→ **Task to complete**
Each line of the entries below that holds "size" is needed, copied in full.

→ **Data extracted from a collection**
━━━━━━━━━━

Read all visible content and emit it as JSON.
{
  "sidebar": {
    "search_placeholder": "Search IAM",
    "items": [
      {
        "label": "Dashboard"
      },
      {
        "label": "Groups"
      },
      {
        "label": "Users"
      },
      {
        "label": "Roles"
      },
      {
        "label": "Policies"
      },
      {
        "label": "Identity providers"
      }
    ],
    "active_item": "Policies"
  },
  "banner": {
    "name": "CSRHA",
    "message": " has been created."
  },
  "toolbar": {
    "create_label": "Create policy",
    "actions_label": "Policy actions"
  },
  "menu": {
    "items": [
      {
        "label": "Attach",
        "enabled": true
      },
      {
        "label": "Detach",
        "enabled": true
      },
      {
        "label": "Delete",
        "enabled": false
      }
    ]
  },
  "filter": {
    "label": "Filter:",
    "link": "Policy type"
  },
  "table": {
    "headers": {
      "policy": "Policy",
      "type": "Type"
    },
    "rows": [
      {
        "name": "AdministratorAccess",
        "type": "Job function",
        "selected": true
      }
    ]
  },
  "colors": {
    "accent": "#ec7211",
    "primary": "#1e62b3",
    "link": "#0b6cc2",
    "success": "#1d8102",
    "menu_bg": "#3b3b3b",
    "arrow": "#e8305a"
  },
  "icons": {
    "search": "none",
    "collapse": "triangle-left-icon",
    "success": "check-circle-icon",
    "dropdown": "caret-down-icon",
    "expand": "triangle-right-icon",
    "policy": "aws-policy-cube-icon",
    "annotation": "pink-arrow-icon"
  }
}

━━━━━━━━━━

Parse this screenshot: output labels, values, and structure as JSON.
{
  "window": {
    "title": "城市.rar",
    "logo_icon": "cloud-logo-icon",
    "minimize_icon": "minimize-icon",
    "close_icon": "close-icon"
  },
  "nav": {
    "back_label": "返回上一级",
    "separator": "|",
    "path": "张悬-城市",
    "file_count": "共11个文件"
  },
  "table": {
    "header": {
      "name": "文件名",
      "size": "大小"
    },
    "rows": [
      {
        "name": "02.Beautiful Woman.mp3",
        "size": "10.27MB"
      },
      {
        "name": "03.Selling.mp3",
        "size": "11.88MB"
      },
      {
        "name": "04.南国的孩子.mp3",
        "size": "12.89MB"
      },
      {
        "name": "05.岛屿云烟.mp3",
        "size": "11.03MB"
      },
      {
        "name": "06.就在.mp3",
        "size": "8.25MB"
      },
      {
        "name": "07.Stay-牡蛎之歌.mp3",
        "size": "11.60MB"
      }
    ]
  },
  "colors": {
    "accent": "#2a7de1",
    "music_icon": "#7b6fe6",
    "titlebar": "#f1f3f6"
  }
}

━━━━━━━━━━

→ **Answer**
      "size": "大小"
        "size": "10.27MB"
        "size": "11.88MB"
        "size": "12.89MB"
        "size": "11.03MB"
        "size": "8.25MB"
        "size": "11.60MB"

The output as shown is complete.